A workshop in writing short stories. Each student will present at least two short stories in class, and we will read one single-author story collection to discuss issues of craft. Literary fiction only, no genre work, i.e., science fiction, fantasy, detective fiction, horror, romance, young adult fiction, children's literature, etc. Our aim will be to transcend formulas and strive for invention in narrative, language, and structure.
See course catalog or contact instructor.
Participants in this course will learn and share strategies for teaching first-year composition. We will consider a range of theoretical frameworks and practical strategies for college composition courses. Writing and research for this course will center on building a personal teaching philosophy and a set of usable strategies and plans for future teaching situations. Course activities will include reading responses, presentations, classroom assessments, and the creation of lesson plans and a teaching portfolio. In the fall of 2008, the class participants will also be working to create multimedia research narratives for use as teaching tools in first year writing courses. Instructors who are teaching college-level writing are the primary audience for this course, but any individual interested in college-level writing courses (whether currently teaching or not) is welcome.

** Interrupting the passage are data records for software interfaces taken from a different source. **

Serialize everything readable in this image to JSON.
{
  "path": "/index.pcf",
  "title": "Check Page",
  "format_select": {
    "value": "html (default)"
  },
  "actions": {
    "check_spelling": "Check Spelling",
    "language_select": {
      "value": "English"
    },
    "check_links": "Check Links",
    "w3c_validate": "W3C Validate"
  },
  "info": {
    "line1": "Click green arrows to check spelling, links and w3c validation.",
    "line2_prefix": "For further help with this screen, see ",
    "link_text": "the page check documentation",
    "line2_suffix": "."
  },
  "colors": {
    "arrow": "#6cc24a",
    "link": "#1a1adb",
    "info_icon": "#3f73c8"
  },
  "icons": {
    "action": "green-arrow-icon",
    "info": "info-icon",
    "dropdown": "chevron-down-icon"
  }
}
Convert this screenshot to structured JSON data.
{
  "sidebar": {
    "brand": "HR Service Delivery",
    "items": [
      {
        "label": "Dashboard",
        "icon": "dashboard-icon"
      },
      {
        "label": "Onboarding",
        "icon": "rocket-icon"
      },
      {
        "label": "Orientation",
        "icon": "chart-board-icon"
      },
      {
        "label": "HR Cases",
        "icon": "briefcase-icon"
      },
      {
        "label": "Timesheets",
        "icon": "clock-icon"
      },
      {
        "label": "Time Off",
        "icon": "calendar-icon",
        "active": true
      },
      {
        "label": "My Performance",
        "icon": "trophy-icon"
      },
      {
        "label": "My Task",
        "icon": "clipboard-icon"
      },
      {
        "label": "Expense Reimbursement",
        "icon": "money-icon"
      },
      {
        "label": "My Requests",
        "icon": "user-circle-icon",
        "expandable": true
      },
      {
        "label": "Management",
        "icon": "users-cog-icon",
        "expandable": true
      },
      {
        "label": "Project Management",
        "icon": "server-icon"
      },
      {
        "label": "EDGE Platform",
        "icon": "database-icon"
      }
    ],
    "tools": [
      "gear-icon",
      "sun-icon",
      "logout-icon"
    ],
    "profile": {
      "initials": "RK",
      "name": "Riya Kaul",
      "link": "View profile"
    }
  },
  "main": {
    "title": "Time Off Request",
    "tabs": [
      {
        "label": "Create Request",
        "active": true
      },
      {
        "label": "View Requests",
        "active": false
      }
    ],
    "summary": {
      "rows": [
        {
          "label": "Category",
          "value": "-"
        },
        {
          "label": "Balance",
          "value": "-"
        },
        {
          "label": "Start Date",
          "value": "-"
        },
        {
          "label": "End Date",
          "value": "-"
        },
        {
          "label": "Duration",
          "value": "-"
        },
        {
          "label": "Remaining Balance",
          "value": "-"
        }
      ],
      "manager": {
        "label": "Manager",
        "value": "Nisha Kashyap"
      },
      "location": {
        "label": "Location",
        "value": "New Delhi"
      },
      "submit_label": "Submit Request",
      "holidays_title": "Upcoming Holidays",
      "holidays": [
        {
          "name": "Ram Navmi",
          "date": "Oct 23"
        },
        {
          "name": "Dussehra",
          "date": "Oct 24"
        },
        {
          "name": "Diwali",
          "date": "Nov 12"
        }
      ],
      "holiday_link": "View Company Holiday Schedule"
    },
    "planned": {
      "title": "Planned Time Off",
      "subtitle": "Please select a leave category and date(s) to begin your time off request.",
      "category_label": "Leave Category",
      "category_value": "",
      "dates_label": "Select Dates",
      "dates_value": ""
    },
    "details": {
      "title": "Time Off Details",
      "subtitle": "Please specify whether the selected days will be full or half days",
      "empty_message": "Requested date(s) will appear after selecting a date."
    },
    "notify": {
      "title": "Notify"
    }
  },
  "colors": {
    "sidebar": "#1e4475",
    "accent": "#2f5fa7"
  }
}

English 6910: Research and Scholarship in English Education
Wednesdays, 5:30 - 8:00; Brown 3045
Dr. Ellen Brinkley
Fulfills: Ph.D. English Education and M.A. in English with an emphasis in teaching requirement
Many high school, middle school, and college English teachers today are learning to “live the questions” as they conduct classroom and academic research to inform their teaching. They are growing into new leadership roles as they share their findings with other teachers, lead sessions at professional conferences, and submit their work for publication. In English 6910 we will read selected research studies that led to new understandings about what constitutes best teaching practices related to writing, reading, literature, and language. We’ll develop and refine research questions and conduct classroom and/or academic research. Ultimately, we’ll present our findings in a written paper or article that can be submitted for publication, developed into a curriculum plan, and/or presented at a professional conference. For more information, contact Dr. Ellen Brinkley (387-2581,email@example.com).
Note: Readers should consider all course descriptions and booklists to be tentative and are encouraged to confirm all times and locations before attending class.